**Work request:** Nothing left out, nothing added: return the full set of records.

**Information shown:**
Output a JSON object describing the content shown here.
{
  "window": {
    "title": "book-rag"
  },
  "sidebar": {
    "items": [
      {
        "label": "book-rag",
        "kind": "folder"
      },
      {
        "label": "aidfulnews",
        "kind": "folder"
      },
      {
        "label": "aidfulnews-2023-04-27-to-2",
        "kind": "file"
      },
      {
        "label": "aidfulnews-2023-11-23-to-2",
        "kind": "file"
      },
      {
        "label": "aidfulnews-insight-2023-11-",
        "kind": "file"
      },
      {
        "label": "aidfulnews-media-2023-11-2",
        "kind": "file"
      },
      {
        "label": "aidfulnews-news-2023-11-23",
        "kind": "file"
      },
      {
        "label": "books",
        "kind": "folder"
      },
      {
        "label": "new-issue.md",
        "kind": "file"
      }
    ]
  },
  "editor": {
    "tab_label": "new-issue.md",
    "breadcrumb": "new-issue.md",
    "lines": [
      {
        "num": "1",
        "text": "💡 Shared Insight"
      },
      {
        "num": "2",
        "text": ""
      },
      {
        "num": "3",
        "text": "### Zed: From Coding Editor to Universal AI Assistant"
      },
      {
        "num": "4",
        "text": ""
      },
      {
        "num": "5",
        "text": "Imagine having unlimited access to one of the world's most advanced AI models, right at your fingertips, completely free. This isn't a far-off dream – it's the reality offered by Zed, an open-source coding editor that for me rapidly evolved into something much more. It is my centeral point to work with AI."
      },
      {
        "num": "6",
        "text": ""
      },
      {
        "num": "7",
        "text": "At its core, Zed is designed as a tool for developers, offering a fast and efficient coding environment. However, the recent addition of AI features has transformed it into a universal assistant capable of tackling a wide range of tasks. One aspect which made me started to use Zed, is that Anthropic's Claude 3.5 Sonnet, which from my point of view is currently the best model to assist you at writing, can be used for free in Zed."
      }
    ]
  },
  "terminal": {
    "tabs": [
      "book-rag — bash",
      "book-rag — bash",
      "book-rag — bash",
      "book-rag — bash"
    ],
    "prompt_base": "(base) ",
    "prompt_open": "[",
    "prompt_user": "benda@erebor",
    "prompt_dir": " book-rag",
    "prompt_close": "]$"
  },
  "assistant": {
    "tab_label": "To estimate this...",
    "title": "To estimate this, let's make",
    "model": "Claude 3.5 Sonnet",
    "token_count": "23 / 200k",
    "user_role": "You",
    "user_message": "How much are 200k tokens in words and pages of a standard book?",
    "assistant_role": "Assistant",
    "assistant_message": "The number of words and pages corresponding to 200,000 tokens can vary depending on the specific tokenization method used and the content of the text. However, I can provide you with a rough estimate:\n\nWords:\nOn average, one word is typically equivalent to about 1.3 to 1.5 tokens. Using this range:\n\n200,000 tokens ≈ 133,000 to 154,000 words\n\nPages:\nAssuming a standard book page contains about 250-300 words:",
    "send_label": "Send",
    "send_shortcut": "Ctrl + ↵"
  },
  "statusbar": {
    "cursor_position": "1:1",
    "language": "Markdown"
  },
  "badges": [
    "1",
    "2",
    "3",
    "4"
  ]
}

**Task output:**
Output a JSON object describing the content shown here.
{
  "window": {
    "title": "book-rag"
  },
  "sidebar": {
    "items": [
      {
        "label": "book-rag",
        "kind": "folder"
      },
      {
        "label": "aidfulnews",
        "kind": "folder"
      },
      {
        "label": "aidfulnews-2023-04-27-to-2",
        "kind": "file"
      },
      {
        "label": "aidfulnews-2023-11-23-to-2",
        "kind": "file"
      },
      {
        "label": "aidfulnews-insight-2023-11-",
        "kind": "file"
      },
      {
        "label": "aidfulnews-media-2023-11-2",
        "kind": "file"
      },
      {
        "label": "aidfulnews-news-2023-11-23",
        "kind": "file"
      },
      {
        "label": "books",
        "kind": "folder"
      },
      {
        "label": "new-issue.md",
        "kind": "file"
      }
    ]
  },
  "editor": {
    "tab_label": "new-issue.md",
    "breadcrumb": "new-issue.md",
    "lines": [
      {
        "num": "1",
        "text": "💡 Shared Insight"
      },
      {
        "num": "2",
        "text": ""
      },
      {
        "num": "3",
        "text": "### Zed: From Coding Editor to Universal AI Assistant"
      },
      {
        "num": "4",
        "text": ""
      },
      {
        "num": "5",
        "text": "Imagine having unlimited access to one of the world's most advanced AI models, right at your fingertips, completely free. This isn't a far-off dream – it's the reality offered by Zed, an open-source coding editor that for me rapidly evolved into something much more. It is my centeral point to work with AI."
      },
      {
        "num": "6",
        "text": ""
      },
      {
        "num": "7",
        "text": "At its core, Zed is designed as a tool for developers, offering a fast and efficient coding environment. However, the recent addition of AI features has transformed it into a universal assistant capable of tackling a wide range of tasks. One aspect which made me started to use Zed, is that Anthropic's Claude 3.5 Sonnet, which from my point of view is currently the best model to assist you at writing, can be used for free in Zed."
      }
    ]
  },
  "terminal": {
    "tabs": [
      "book-rag — bash",
      "book-rag — bash",
      "book-rag — bash",
      "book-rag — bash"
    ],
    "prompt_base": "(base) ",
    "prompt_open": "[",
    "prompt_user": "benda@erebor",
    "prompt_dir": " book-rag",
    "prompt_close": "]$"
  },
  "assistant": {
    "tab_label": "To estimate this...",
    "title": "To estimate this, let's make",
    "model": "Claude 3.5 Sonnet",
    "token_count": "23 / 200k",
    "user_role": "You",
    "user_message": "How much are 200k tokens in words and pages of a standard book?",
    "assistant_role": "Assistant",
    "assistant_message": "The number of words and pages corresponding to 200,000 tokens can vary depending on the specific tokenization method used and the content of the text. However, I can provide you with a rough estimate:\n\nWords:\nOn average, one word is typically equivalent to about 1.3 to 1.5 tokens. Using this range:\n\n200,000 tokens ≈ 133,000 to 154,000 words\n\nPages:\nAssuming a standard book page contains about 250-300 words:",
    "send_label": "Send",
    "send_shortcut": "Ctrl + ↵"
  },
  "statusbar": {
    "cursor_position": "1:1",
    "language": "Markdown"
  },
  "badges": [
    "1",
    "2",
    "3",
    "4"
  ]
}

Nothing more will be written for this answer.